### Data section ###
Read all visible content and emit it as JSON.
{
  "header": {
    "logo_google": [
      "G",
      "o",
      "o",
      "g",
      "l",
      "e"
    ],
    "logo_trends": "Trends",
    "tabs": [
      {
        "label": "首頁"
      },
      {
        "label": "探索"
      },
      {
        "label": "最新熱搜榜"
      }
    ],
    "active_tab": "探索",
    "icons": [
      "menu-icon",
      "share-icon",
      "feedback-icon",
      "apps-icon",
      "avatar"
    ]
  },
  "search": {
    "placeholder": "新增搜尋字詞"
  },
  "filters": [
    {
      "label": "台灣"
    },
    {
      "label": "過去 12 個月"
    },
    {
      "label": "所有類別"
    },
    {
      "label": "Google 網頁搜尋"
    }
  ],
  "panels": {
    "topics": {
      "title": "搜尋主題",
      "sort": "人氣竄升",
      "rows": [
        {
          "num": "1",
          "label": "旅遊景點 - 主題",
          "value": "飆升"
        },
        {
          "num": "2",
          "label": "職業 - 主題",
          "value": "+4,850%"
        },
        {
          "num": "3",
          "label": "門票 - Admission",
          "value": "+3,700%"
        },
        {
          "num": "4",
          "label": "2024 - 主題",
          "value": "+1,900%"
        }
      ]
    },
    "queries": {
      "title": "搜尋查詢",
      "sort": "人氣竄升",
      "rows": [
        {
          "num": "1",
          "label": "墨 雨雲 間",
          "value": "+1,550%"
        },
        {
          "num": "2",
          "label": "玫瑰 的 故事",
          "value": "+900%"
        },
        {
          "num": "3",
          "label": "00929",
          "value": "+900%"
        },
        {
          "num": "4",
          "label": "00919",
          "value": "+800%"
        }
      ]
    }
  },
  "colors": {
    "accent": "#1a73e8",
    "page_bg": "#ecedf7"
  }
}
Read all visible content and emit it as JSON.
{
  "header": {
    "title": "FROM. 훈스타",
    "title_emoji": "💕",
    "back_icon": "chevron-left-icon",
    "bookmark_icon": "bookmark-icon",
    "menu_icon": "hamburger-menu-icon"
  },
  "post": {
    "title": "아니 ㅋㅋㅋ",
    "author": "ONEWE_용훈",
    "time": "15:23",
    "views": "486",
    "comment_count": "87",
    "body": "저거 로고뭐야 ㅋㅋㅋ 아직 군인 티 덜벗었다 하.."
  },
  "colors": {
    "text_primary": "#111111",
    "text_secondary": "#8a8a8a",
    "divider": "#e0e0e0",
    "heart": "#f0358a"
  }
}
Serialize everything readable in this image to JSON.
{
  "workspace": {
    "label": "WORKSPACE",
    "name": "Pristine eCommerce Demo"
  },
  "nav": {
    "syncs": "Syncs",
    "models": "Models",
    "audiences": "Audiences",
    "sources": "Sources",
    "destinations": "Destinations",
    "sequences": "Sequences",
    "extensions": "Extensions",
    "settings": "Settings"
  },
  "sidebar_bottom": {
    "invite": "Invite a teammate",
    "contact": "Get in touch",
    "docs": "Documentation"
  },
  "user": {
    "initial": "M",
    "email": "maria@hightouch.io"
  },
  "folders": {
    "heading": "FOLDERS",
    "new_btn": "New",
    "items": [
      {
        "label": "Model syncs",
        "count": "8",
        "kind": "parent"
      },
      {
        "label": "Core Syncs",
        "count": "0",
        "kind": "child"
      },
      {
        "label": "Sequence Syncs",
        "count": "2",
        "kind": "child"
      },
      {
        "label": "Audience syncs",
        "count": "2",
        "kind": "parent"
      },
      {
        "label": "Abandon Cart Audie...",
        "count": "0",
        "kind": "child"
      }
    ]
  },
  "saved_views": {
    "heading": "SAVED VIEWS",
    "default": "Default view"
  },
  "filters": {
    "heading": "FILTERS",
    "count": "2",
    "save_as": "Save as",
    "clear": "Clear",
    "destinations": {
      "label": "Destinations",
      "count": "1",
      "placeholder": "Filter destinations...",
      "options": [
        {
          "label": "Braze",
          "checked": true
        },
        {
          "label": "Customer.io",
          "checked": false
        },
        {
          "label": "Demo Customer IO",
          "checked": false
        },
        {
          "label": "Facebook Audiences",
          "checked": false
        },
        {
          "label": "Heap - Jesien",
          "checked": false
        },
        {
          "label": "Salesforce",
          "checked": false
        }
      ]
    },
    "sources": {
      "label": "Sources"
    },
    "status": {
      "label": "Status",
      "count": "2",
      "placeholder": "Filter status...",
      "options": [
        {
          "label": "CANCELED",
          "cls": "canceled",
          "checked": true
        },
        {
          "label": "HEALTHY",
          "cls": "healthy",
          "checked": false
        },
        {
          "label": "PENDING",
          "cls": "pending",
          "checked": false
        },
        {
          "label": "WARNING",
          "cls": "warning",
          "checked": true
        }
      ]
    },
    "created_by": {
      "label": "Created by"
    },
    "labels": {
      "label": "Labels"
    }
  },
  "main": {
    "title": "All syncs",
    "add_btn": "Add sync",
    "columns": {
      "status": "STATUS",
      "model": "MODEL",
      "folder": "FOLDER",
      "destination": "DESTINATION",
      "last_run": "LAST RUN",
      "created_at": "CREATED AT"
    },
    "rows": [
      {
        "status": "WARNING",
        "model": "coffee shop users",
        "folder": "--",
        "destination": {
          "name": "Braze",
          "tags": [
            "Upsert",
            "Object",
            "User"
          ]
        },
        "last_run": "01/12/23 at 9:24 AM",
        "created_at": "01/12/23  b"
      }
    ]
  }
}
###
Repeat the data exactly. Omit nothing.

Solution for this task>
Read all visible content and emit it as JSON.
{
  "header": {
    "logo_google": [
      "G",
      "o",
      "o",
      "g",
      "l",
      "e"
    ],
    "logo_trends": "Trends",
    "tabs": [
      {
        "label": "首頁"
      },
      {
        "label": "探索"
      },
      {
        "label": "最新熱搜榜"
      }
    ],
    "active_tab": "探索",
    "icons": [
      "menu-icon",
      "share-icon",
      "feedback-icon",
      "apps-icon",
      "avatar"
    ]
  },
  "search": {
    "placeholder": "新增搜尋字詞"
  },
  "filters": [
    {
      "label": "台灣"
    },
    {
      "label": "過去 12 個月"
    },
    {
      "label": "所有類別"
    },
    {
      "label": "Google 網頁搜尋"
    }
  ],
  "panels": {
    "topics": {
      "title": "搜尋主題",
      "sort": "人氣竄升",
      "rows": [
        {
          "num": "1",
          "label": "旅遊景點 - 主題",
          "value": "飆升"
        },
        {
          "num": "2",
          "label": "職業 - 主題",
          "value": "+4,850%"
        },
        {
          "num": "3",
          "label": "門票 - Admission",
          "value": "+3,700%"
        },
        {
          "num": "4",
          "label": "2024 - 主題",
          "value": "+1,900%"
        }
      ]
    },
    "queries": {
      "title": "搜尋查詢",
      "sort": "人氣竄升",
      "rows": [
        {
          "num": "1",
          "label": "墨 雨雲 間",
          "value": "+1,550%"
        },
        {
          "num": "2",
          "label": "玫瑰 的 故事",
          "value": "+900%"
        },
        {
          "num": "3",
          "label": "00929",
          "value": "+900%"
        },
        {
          "num": "4",
          "label": "00919",
          "value": "+800%"
        }
      ]
    }
  },
  "colors": {
    "accent": "#1a73e8",
    "page_bg": "#ecedf7"
  }
}
Read all visible content and emit it as JSON.
{
  "header": {
    "title": "FROM. 훈스타",
    "title_emoji": "💕",
    "back_icon": "chevron-left-icon",
    "bookmark_icon": "bookmark-icon",
    "menu_icon": "hamburger-menu-icon"
  },
  "post": {
    "title": "아니 ㅋㅋㅋ",
    "author": "ONEWE_용훈",
    "time": "15:23",
    "views": "486",
    "comment_count": "87",
    "body": "저거 로고뭐야 ㅋㅋㅋ 아직 군인 티 덜벗었다 하.."
  },
  "colors": {
    "text_primary": "#111111",
    "text_secondary": "#8a8a8a",
    "divider": "#e0e0e0",
    "heart": "#f0358a"
  }
}
Serialize everything readable in this image to JSON.
{
  "workspace": {
    "label": "WORKSPACE",
    "name": "Pristine eCommerce Demo"
  },
  "nav": {
    "syncs": "Syncs",
    "models": "Models",
    "audiences": "Audiences",
    "sources": "Sources",
    "destinations": "Destinations",
    "sequences": "Sequences",
    "extensions": "Extensions",
    "settings": "Settings"
  },
  "sidebar_bottom": {
    "invite": "Invite a teammate",
    "contact": "Get in touch",
    "docs": "Documentation"
  },
  "user": {
    "initial": "M",
    "email": "maria@hightouch.io"
  },
  "folders": {
    "heading": "FOLDERS",
    "new_btn": "New",
    "items": [
      {
        "label": "Model syncs",
        "count": "8",
        "kind": "parent"
      },
      {
        "label": "Core Syncs",
        "count": "0",
        "kind": "child"
      },
      {
        "label": "Sequence Syncs",
        "count": "2",
        "kind": "child"
      },
      {
        "label": "Audience syncs",
        "count": "2",
        "kind": "parent"
      },
      {
        "label": "Abandon Cart Audie...",
        "count": "0",
        "kind": "child"
      }
    ]
  },
  "saved_views": {
    "heading": "SAVED VIEWS",
    "default": "Default view"
  },
  "filters": {
    "heading": "FILTERS",
    "count": "2",
    "save_as": "Save as",
    "clear": "Clear",
    "destinations": {
      "label": "Destinations",
      "count": "1",
      "placeholder": "Filter destinations...",
      "options": [
        {
          "label": "Braze",
          "checked": true
        },
        {
          "label": "Customer.io",
          "checked": false
        },
        {
          "label": "Demo Customer IO",
          "checked": false
        },
        {
          "label": "Facebook Audiences",
          "checked": false
        },
        {
          "label": "Heap - Jesien",
          "checked": false
        },
        {
          "label": "Salesforce",
          "checked": false
        }
      ]
    },
    "sources": {
      "label": "Sources"
    },
    "status": {
      "label": "Status",
      "count": "2",
      "placeholder": "Filter status...",
      "options": [
        {
          "label": "CANCELED",
          "cls": "canceled",
          "checked": true
        },
        {
          "label": "HEALTHY",
          "cls": "healthy",
          "checked": false
        },
        {
          "label": "PENDING",
          "cls": "pending",
          "checked": false
        },
        {
          "label": "WARNING",
          "cls": "warning",
          "checked": true
        }
      ]
    },
    "created_by": {
      "label": "Created by"
    },
    "labels": {
      "label": "Labels"
    }
  },
  "main": {
    "title": "All syncs",
    "add_btn": "Add sync",
    "columns": {
      "status": "STATUS",
      "model": "MODEL",
      "folder": "FOLDER",
      "destination": "DESTINATION",
      "last_run": "LAST RUN",
      "created_at": "CREATED AT"
    },
    "rows": [
      {
        "status": "WARNING",
        "model": "coffee shop users",
        "folder": "--",
        "destination": {
          "name": "Braze",
          "tags": [
            "Upsert",
            "Object",
            "User"
          ]
        },
        "last_run": "01/12/23 at 9:24 AM",
        "created_at": "01/12/23  b"
      }
    ]
  }
}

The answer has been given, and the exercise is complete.